“Addictive epic fantasy, with drama and adventure. I binged through the books, eager to see how the story unfolds. Great book. 5 stars.” —Di, NetGalley
“An extraordinary book, four in fact! I read these over a five-day period and found the storytelling fantastic. See for yourself!” —Michelle, NetGalley
“In this four-book saga, the author has created an epic fantasy world full of magic, danger, romance, and travel through time and space. The characters are vivid and complex. This is a most enjoyable read for fans of fantasy and fine writing.” —Shirley, NetGalley

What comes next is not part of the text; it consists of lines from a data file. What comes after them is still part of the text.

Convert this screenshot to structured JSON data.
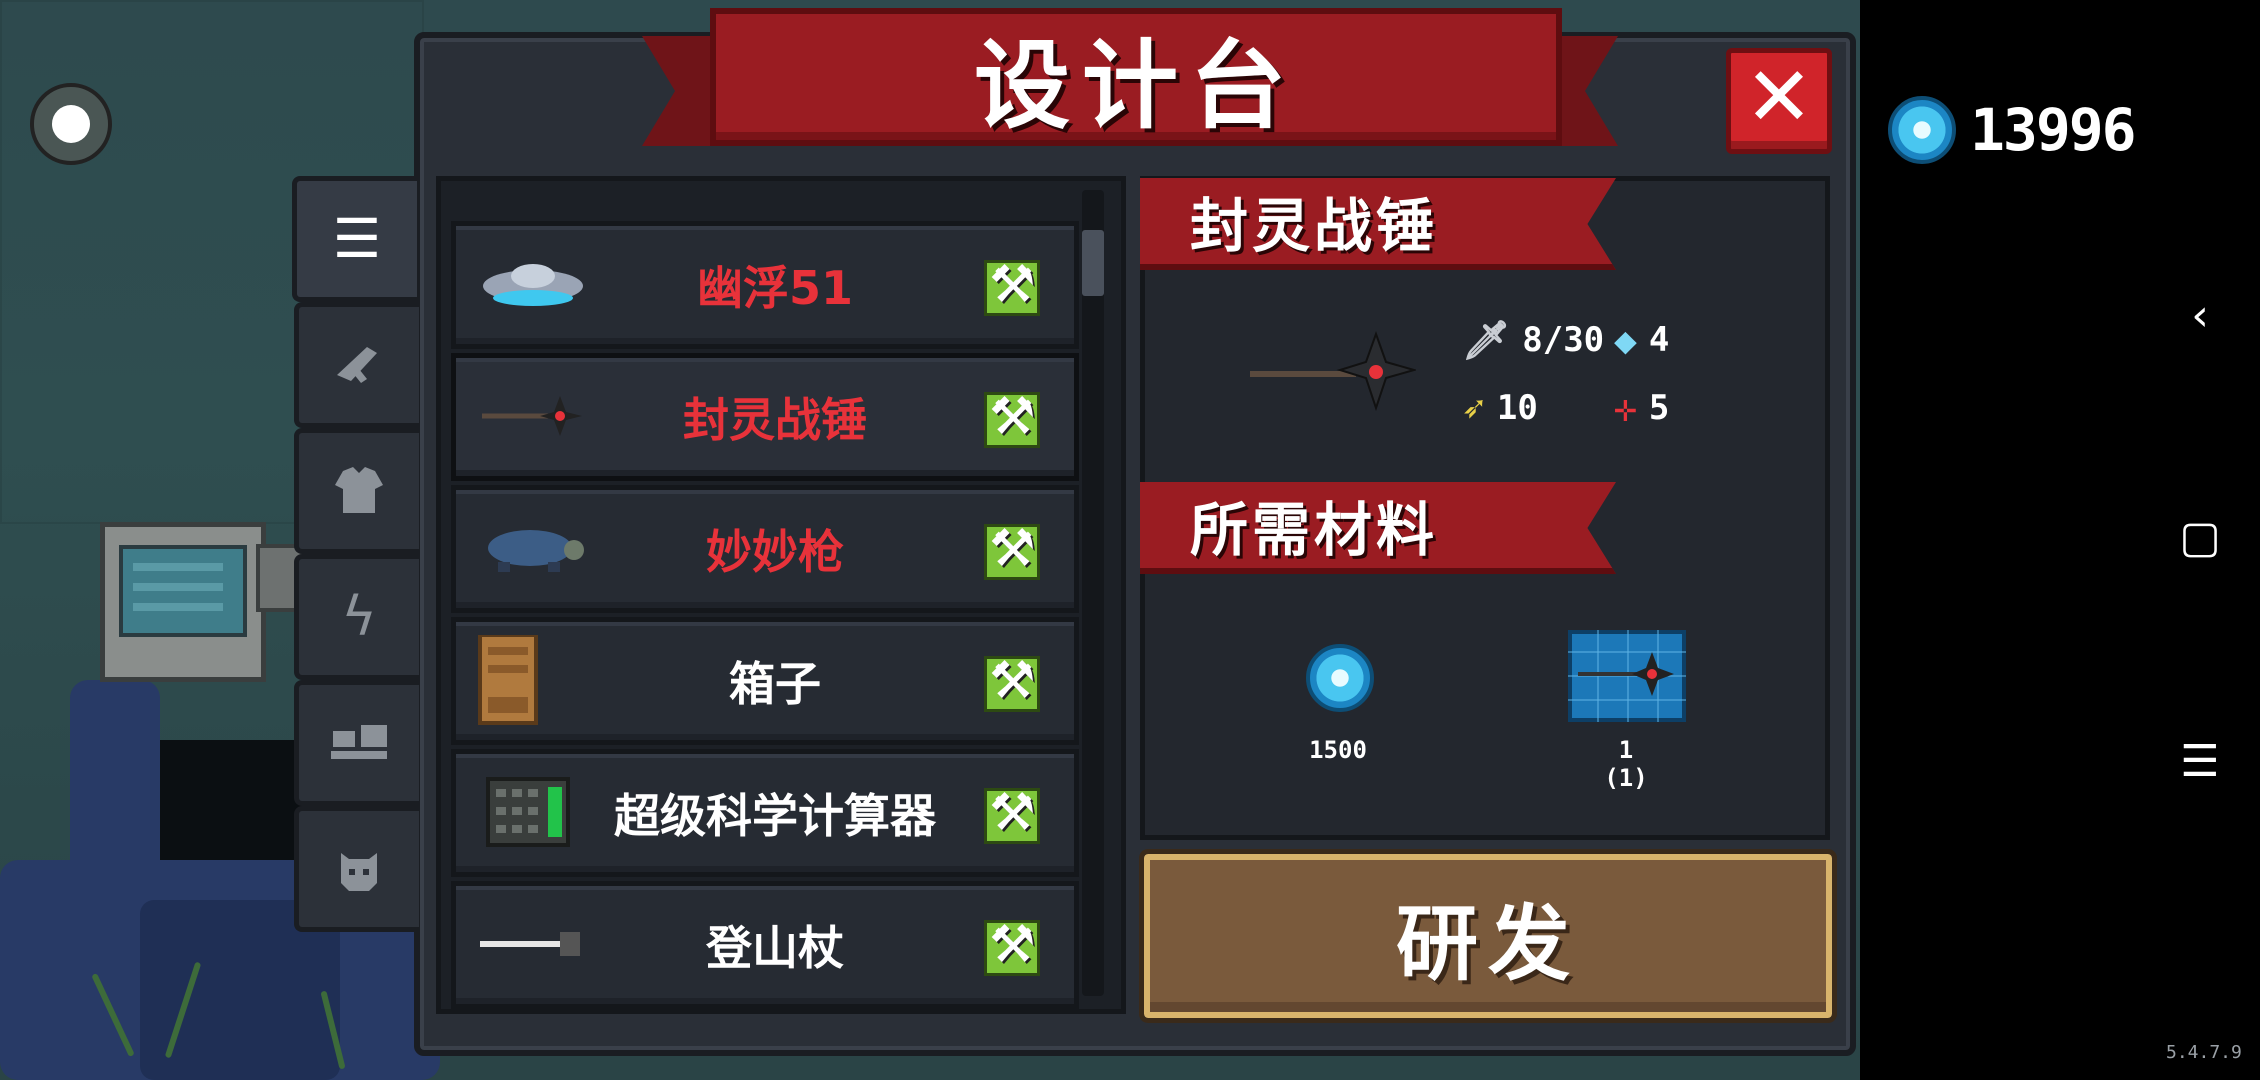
{
  "window": {
    "title": "设计台",
    "close_icon": "close-icon"
  },
  "currency": {
    "icon": "gem-icon",
    "amount": "13996"
  },
  "tabs": [
    {
      "icon": "list-icon",
      "active": true
    },
    {
      "icon": "gun-icon",
      "active": false
    },
    {
      "icon": "armor-icon",
      "active": false
    },
    {
      "icon": "lightning-icon",
      "active": false
    },
    {
      "icon": "furniture-icon",
      "active": false
    },
    {
      "icon": "pet-icon",
      "active": false
    }
  ],
  "list": [
    {
      "name": "幽浮51",
      "color": "red",
      "thumb": "ufo-icon"
    },
    {
      "name": "封灵战锤",
      "color": "red",
      "thumb": "hammer-icon"
    },
    {
      "name": "妙妙枪",
      "color": "red",
      "thumb": "turtle-gun-icon"
    },
    {
      "name": "箱子",
      "color": "white",
      "thumb": "box-icon"
    },
    {
      "name": "超级科学计算器",
      "color": "white",
      "thumb": "calculator-icon"
    },
    {
      "name": "登山杖",
      "color": "white",
      "thumb": "stick-icon"
    }
  ],
  "detail": {
    "title": "封灵战锤",
    "stats": {
      "damage": "8/30",
      "energy": "4",
      "speed": "10",
      "crit": "5"
    },
    "materials_title": "所需材料",
    "materials": [
      {
        "icon": "gem-icon",
        "amount": "1500"
      },
      {
        "icon": "blueprint-icon",
        "amount": "1",
        "owned": "(1)"
      }
    ],
    "research_label": "研发"
  },
  "version": "5.4.7.9",
  "colors": {
    "accent_red": "#9a1c22",
    "craft_green": "#7ec63a",
    "button_brown": "#7a5a3c"
  }
}
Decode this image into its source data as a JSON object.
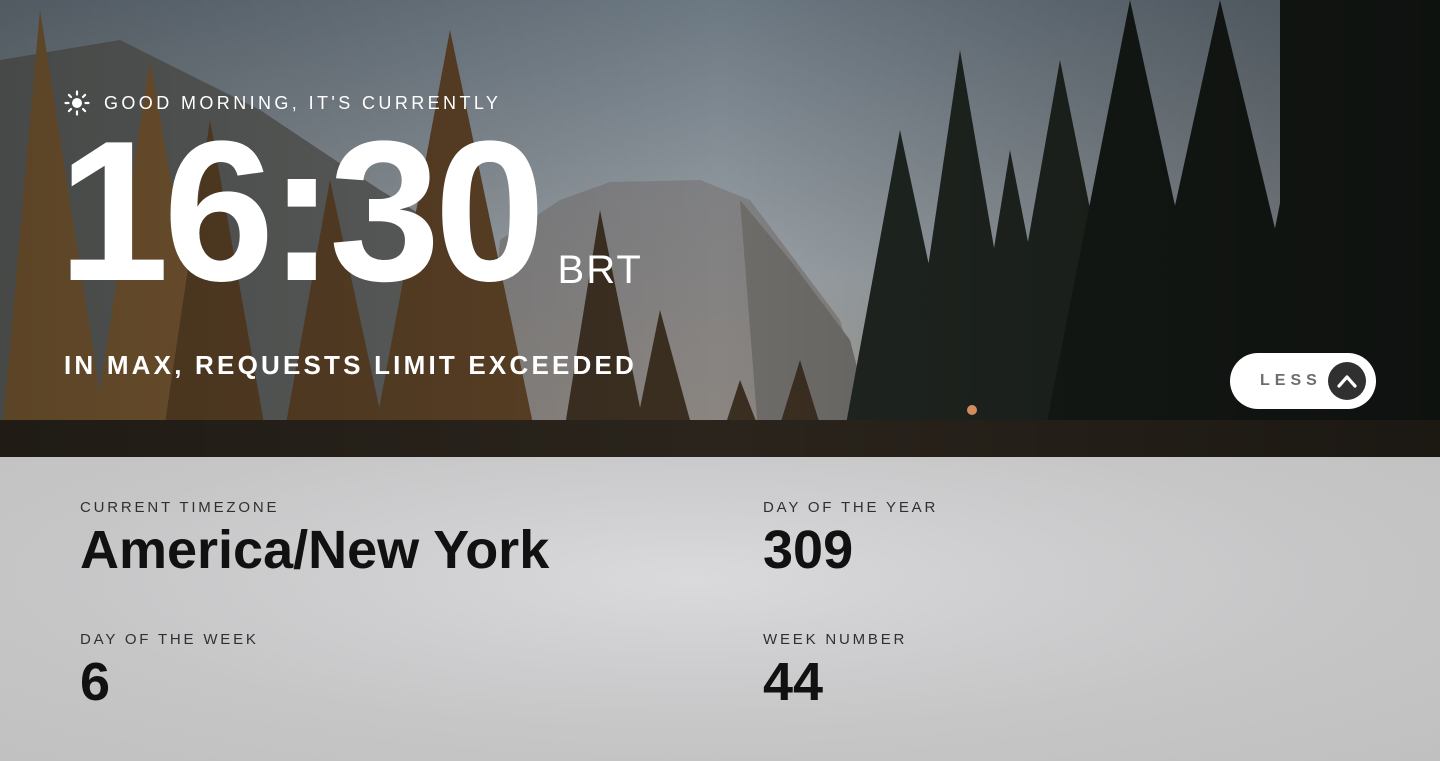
{
  "greeting": {
    "text": "GOOD MORNING, IT'S CURRENTLY",
    "icon": "sun-icon"
  },
  "clock": {
    "time": "16:30",
    "zone": "BRT"
  },
  "quote": {
    "text": "IN MAX, REQUESTS LIMIT EXCEEDED"
  },
  "toggle": {
    "label": "LESS",
    "icon": "chevron-up-icon"
  },
  "details": {
    "timezone": {
      "label": "CURRENT TIMEZONE",
      "value": "America/New York"
    },
    "day_of_year": {
      "label": "DAY OF THE YEAR",
      "value": "309"
    },
    "day_of_week": {
      "label": "DAY OF THE WEEK",
      "value": "6"
    },
    "week_number": {
      "label": "WEEK NUMBER",
      "value": "44"
    }
  },
  "colors": {
    "text_light": "#ffffff",
    "text_dark": "#303030",
    "panel_bg": "#c9c9ca",
    "button_bg": "#ffffff",
    "arrow_bg": "#303030"
  }
}
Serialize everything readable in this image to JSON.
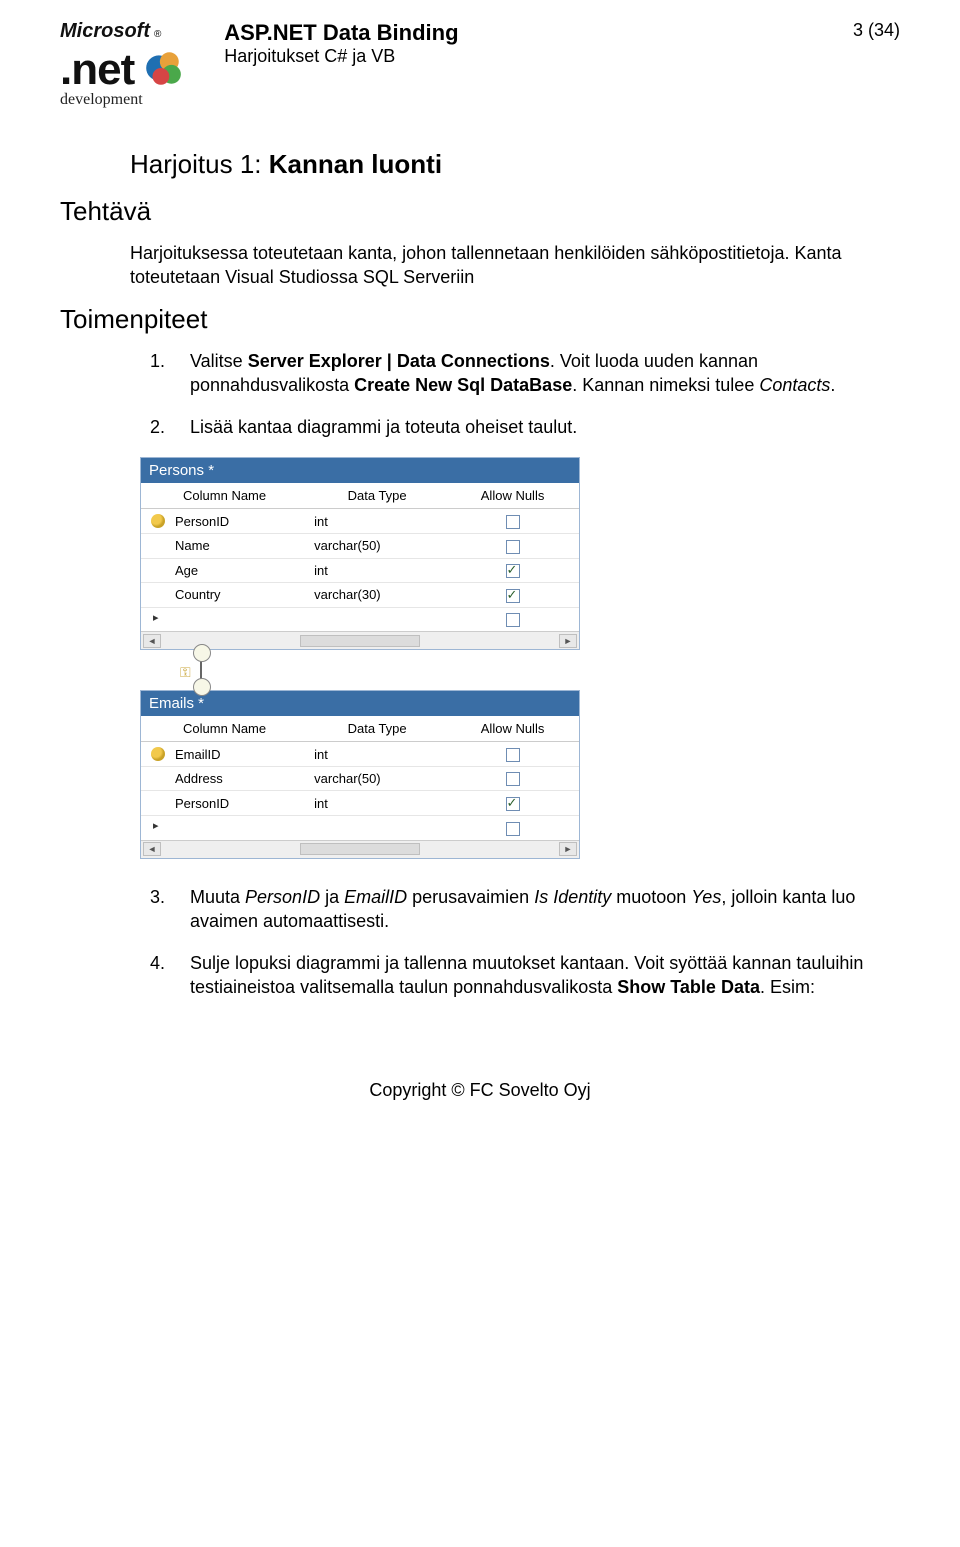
{
  "header": {
    "logo_ms": "Microsoft",
    "logo_reg": "®",
    "logo_net": ".net",
    "logo_dev": "development",
    "doc_title": "ASP.NET Data Binding",
    "doc_sub": "Harjoitukset C# ja VB",
    "page_num": "3 (34)"
  },
  "section": {
    "title_prefix": "Harjoitus 1: ",
    "title_bold": "Kannan luonti",
    "heading_task": "Tehtävä",
    "task_text_1": "Harjoituksessa toteutetaan kanta, johon tallennetaan henkilöiden sähköpostitietoja. Kanta toteutetaan Visual Studiossa SQL Serveriin",
    "heading_steps": "Toimenpiteet"
  },
  "steps": {
    "s1": {
      "num": "1.",
      "a": "Valitse ",
      "b": "Server Explorer | Data Connections",
      "c": ". Voit luoda uuden kannan ponnahdusvalikosta ",
      "d": "Create New Sql DataBase",
      "e": ". Kannan nimeksi tulee ",
      "f": "Contacts",
      "g": "."
    },
    "s2": {
      "num": "2.",
      "text": "Lisää kantaa diagrammi ja toteuta oheiset taulut."
    },
    "s3": {
      "num": "3.",
      "a": "Muuta ",
      "b": "PersonID",
      "c": " ja ",
      "d": "EmailID",
      "e": " perusavaimien ",
      "f": "Is Identity",
      "g": " muotoon ",
      "h": "Yes",
      "i": ", jolloin kanta luo avaimen automaattisesti."
    },
    "s4": {
      "num": "4.",
      "a": "Sulje lopuksi diagrammi ja tallenna muutokset kantaan. Voit syöttää kannan tauluihin testiaineistoa valitsemalla taulun ponnahdusvalikosta ",
      "b": "Show Table Data",
      "c": ". Esim:"
    }
  },
  "tables": {
    "col_name": "Column Name",
    "data_type": "Data Type",
    "allow_nulls": "Allow Nulls",
    "persons": {
      "title": "Persons *",
      "rows": [
        {
          "name": "PersonID",
          "type": "int",
          "null": false,
          "key": true
        },
        {
          "name": "Name",
          "type": "varchar(50)",
          "null": false,
          "key": false
        },
        {
          "name": "Age",
          "type": "int",
          "null": true,
          "key": false
        },
        {
          "name": "Country",
          "type": "varchar(30)",
          "null": true,
          "key": false
        }
      ]
    },
    "emails": {
      "title": "Emails *",
      "rows": [
        {
          "name": "EmailID",
          "type": "int",
          "null": false,
          "key": true
        },
        {
          "name": "Address",
          "type": "varchar(50)",
          "null": false,
          "key": false
        },
        {
          "name": "PersonID",
          "type": "int",
          "null": true,
          "key": false
        }
      ]
    }
  },
  "footer": "Copyright © FC Sovelto Oyj"
}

“I was hooked instantly. I willingly gave up sleep and could not wait to get up to read more. I’m reading the whole series, and absolutely loving it.” —Sarah, Amazon
“Such a joy to narrate this. It didn’t feel like work. The story and characters take flight so naturally and then soar.” —Simon de Deney
“I was HOOKED. I read until 3 am two nights in a row to finish this. The magic system is unique and the characters are as morally gray as they come.” —Megan, Goodreads
“Complicated characters, plot twists, romance, adventure, and magic — all written in a voice that immerses you in a fantasy world both foreign and familiar. Get the box set because you won’t want to leave this world.” —Beck Digs It, Amazon
Castles in the cornfield provided the setting for Deborah J. Lightfoot’s earliest flights of fancy. On her father’s farm in Texas, she grew up reading tales of adventure and reenacting them behind ramparts of sun-drenched grain. She left the farm to earn a degree in journalism and write award-winning books of history and biography. High on her bucket list was the desire to try her hand at the genre she most admired. The result is Waterspell, a multi-layered, intricately detailed fantasy about a girl and the wizard who suspects her of being so dangerous to his world, he believes he’ll have to kill her … which troubles him, since he’s fallen in love with her. Deborah is a professional member of The Authors Guild. She lives in the country near Fort Worth, Texas.
Magic, mystery, murder, and romance. Waterspell: An intricate save-the-world fantasy adventure with complex characters, cosmic calamities, and the gothic sensibilities of Jane Eyre.
Mix environmental fantasy with magic, mystery, and a little slow-burning romance, add dystopian undercurrents, and that’s the Waterspell series—a cross-genre story with too many layers for a single label.